■ Work item:
Sort through the listing below and keep each line with the word "link". Copy those.

■ Exercise input:
------------------------------------------------------------------------

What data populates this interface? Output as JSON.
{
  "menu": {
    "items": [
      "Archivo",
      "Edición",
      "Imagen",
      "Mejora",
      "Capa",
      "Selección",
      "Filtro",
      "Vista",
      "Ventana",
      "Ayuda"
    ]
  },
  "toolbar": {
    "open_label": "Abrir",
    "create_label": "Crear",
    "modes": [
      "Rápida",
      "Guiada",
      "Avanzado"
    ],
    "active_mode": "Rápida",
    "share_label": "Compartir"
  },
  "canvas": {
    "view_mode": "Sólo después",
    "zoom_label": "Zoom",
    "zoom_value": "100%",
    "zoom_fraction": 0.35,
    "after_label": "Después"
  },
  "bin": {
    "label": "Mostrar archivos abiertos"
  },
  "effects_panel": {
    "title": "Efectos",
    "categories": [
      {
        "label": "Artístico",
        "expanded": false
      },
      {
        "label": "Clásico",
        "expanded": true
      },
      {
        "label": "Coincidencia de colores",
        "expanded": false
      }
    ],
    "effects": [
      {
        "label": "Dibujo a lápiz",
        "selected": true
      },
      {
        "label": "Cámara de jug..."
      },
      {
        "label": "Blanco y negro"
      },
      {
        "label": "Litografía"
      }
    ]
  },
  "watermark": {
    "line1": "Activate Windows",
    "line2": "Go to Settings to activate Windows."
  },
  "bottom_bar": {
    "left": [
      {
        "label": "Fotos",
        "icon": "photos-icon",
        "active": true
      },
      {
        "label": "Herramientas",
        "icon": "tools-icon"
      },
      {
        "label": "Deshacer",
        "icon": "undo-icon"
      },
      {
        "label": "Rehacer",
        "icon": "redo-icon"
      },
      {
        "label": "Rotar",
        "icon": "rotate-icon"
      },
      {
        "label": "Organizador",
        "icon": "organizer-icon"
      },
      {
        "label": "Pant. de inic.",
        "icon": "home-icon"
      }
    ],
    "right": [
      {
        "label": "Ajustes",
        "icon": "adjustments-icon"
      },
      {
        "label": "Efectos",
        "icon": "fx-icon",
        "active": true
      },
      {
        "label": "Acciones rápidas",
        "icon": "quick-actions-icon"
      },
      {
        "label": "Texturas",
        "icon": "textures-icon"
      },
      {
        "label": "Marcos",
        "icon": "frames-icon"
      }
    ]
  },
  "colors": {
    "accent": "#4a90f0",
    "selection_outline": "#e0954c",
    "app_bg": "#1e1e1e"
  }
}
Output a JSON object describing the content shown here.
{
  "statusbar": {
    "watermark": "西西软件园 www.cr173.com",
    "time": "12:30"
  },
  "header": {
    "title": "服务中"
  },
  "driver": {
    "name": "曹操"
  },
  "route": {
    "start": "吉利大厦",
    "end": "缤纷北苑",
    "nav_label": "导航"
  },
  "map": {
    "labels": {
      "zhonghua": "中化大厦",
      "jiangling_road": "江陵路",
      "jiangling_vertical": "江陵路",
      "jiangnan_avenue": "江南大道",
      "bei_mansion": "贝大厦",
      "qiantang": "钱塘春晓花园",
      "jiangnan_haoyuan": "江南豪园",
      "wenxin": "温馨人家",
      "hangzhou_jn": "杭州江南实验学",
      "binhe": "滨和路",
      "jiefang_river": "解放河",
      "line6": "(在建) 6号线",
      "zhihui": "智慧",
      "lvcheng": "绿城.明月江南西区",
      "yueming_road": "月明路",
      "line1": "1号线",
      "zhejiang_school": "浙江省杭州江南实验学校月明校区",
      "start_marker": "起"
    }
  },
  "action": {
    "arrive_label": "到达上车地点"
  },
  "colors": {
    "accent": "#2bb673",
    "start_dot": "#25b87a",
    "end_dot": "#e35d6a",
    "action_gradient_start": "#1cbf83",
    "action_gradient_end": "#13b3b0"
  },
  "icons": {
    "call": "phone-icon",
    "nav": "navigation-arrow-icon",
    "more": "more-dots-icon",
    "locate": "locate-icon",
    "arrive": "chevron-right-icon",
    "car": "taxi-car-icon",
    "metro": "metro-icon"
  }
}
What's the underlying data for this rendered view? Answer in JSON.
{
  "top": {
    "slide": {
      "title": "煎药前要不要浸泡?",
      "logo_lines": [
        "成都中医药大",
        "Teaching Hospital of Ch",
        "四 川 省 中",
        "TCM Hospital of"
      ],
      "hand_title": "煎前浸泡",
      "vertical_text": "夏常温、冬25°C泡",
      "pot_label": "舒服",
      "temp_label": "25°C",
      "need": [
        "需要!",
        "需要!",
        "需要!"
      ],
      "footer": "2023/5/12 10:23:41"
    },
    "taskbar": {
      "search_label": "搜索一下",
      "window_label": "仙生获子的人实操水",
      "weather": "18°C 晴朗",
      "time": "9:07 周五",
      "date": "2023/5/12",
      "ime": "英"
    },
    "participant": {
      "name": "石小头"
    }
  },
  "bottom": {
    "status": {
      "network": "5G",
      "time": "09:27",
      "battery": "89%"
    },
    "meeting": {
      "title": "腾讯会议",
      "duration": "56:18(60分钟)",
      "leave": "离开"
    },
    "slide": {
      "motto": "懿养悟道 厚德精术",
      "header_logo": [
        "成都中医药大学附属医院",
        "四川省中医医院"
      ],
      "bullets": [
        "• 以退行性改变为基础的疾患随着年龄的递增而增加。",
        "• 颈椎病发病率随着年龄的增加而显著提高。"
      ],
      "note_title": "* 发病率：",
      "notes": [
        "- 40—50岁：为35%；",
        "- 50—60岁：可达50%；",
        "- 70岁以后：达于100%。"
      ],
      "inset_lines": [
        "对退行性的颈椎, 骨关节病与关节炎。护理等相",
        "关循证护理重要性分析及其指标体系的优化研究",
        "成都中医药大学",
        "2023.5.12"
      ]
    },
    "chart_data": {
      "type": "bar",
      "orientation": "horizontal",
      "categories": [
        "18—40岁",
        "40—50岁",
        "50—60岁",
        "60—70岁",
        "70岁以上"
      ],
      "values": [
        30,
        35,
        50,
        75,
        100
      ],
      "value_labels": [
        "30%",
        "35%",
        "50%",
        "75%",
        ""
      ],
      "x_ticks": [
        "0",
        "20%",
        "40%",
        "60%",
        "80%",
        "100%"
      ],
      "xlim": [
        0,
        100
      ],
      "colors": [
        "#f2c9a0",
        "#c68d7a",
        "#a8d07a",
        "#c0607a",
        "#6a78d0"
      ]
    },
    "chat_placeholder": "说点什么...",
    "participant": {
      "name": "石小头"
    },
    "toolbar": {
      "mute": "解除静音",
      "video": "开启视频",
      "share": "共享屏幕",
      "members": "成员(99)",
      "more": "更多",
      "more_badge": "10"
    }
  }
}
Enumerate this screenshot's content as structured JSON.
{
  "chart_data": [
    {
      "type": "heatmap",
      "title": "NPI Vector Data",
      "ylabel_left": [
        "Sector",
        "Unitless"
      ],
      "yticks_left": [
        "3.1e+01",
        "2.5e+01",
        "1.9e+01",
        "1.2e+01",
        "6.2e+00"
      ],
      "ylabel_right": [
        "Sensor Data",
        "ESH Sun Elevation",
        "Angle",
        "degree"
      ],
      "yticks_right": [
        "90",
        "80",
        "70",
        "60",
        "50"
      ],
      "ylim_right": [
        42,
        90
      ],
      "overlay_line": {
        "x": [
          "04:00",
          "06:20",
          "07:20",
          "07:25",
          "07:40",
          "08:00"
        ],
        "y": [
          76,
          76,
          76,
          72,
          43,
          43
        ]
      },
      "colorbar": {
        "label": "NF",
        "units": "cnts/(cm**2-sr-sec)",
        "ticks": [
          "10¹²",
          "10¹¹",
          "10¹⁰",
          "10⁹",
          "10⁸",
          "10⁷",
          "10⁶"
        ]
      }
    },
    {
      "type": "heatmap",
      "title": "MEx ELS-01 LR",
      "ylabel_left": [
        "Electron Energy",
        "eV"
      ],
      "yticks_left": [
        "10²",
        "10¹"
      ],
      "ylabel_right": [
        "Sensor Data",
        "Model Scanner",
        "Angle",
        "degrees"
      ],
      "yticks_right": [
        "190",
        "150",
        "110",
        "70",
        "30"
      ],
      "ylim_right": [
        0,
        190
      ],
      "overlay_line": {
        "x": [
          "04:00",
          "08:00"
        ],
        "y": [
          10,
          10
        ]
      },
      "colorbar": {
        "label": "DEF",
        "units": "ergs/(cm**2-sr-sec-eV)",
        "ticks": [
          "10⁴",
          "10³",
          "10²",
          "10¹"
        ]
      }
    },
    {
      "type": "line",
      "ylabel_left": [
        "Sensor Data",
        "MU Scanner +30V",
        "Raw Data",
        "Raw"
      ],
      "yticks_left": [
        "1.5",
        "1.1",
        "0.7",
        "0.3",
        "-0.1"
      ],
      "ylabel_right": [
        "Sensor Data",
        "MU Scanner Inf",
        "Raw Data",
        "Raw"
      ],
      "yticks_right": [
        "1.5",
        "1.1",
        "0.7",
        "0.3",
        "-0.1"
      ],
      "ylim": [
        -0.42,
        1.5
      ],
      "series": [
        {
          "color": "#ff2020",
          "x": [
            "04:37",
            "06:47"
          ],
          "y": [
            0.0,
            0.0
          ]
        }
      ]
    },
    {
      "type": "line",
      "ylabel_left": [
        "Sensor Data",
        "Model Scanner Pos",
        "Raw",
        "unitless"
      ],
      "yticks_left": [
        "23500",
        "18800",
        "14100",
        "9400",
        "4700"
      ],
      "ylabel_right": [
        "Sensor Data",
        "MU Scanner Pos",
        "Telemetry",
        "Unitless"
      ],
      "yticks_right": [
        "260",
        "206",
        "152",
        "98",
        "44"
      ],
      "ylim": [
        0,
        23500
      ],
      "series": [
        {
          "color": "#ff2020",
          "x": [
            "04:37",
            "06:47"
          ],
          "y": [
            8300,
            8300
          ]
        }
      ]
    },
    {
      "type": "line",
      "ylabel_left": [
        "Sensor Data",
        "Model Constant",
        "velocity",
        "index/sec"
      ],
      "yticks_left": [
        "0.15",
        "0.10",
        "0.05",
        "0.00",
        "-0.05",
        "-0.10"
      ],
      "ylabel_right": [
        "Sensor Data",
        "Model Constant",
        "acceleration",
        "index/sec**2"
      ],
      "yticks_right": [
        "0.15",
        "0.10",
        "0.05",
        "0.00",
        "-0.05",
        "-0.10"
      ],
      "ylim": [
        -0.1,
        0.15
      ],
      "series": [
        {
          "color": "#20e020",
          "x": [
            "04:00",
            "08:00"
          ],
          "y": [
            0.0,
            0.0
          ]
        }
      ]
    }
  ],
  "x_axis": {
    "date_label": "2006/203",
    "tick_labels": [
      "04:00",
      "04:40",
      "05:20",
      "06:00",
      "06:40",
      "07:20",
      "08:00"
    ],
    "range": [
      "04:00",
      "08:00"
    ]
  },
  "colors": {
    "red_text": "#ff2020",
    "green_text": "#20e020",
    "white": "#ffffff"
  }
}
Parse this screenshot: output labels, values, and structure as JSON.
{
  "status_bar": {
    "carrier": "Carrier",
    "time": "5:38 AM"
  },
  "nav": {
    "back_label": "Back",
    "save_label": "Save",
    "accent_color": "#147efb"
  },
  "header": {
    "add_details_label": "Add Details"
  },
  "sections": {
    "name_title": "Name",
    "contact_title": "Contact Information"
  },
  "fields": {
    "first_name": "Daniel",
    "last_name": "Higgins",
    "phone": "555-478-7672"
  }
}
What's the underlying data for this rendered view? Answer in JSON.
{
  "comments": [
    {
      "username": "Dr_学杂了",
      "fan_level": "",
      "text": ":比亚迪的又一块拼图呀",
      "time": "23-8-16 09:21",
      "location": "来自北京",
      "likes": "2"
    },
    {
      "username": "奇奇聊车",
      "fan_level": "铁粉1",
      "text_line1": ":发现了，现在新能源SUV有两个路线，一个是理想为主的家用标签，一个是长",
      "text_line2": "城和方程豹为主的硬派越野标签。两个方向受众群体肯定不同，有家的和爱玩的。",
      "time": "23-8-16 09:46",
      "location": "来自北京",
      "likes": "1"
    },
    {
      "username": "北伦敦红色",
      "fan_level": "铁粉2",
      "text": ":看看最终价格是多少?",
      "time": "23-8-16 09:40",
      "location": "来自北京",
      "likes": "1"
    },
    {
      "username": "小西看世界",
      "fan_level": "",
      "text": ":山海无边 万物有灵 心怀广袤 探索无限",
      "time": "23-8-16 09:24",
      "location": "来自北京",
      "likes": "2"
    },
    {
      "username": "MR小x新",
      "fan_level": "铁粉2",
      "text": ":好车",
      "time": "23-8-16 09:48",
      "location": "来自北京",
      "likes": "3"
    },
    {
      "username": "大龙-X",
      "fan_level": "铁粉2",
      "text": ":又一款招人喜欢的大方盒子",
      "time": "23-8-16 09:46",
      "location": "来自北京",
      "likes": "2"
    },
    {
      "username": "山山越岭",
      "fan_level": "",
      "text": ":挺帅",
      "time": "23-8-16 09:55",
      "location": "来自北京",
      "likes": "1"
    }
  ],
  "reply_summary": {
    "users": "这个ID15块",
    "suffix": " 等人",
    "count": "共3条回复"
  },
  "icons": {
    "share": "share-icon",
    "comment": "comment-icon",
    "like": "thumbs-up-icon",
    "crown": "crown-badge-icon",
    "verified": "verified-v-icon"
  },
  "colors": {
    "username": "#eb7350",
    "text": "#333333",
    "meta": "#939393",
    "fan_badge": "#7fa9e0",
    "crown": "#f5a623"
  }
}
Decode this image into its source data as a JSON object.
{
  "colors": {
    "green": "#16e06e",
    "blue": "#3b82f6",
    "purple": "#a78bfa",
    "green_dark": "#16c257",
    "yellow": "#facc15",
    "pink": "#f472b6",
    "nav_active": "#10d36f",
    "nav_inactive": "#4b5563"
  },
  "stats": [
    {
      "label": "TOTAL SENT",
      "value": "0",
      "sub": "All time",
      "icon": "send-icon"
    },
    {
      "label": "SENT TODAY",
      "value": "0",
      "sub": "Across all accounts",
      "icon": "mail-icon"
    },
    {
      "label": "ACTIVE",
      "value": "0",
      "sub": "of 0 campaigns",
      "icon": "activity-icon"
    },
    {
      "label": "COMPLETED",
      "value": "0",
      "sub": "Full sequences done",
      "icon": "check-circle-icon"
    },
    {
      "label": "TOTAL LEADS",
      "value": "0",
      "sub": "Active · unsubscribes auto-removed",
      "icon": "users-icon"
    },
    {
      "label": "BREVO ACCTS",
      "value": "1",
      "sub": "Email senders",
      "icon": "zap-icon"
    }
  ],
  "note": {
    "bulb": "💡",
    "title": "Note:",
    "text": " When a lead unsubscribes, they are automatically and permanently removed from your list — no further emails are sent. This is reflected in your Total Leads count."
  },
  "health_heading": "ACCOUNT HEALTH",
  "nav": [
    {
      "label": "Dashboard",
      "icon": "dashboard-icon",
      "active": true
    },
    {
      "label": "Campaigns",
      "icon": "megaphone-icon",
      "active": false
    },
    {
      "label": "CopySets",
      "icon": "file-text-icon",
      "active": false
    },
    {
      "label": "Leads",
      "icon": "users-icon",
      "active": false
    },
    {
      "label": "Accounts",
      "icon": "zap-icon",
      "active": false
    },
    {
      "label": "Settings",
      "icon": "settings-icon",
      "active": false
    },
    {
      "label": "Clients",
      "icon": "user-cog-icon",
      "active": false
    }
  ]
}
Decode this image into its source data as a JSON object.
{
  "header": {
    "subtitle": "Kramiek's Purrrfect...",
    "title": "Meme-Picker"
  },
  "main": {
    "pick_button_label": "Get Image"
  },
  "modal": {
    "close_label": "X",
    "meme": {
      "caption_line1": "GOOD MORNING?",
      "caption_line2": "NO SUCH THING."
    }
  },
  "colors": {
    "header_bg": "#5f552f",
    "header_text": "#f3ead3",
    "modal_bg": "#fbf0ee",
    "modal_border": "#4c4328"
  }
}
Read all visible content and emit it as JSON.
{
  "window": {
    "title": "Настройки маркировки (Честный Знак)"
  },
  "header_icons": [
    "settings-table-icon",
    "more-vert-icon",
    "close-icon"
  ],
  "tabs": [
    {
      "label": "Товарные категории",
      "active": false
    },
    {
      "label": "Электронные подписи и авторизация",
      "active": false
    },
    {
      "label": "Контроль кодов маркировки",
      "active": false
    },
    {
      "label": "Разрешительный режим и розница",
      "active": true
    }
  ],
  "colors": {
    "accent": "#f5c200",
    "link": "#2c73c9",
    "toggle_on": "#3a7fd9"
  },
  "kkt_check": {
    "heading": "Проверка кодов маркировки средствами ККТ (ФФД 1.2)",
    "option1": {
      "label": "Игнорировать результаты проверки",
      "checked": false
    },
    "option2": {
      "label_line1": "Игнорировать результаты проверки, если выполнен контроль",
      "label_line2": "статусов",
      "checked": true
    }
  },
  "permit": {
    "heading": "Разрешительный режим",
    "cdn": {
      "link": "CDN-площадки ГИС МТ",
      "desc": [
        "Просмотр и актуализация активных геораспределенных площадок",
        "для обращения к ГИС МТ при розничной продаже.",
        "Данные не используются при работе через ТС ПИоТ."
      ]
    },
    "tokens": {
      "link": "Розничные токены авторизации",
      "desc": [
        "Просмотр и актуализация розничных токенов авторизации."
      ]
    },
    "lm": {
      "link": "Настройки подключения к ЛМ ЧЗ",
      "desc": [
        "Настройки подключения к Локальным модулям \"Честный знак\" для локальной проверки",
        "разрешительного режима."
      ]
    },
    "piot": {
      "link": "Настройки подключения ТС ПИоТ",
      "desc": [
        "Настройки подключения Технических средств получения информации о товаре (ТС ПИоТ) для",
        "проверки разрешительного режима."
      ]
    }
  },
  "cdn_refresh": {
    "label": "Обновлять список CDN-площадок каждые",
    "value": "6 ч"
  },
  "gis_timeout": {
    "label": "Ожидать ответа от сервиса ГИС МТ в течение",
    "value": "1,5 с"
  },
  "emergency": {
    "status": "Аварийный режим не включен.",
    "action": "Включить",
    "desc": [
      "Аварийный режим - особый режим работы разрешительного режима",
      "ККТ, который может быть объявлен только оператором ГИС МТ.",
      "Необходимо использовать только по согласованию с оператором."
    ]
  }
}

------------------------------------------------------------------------

■ Exercise answer:
    "link": "#2c73c9",
      "link": "CDN-площадки ГИС МТ",
      "link": "Розничные токены авторизации",
      "link": "Настройки подключения к ЛМ ЧЗ",
      "link": "Настройки подключения ТС ПИоТ",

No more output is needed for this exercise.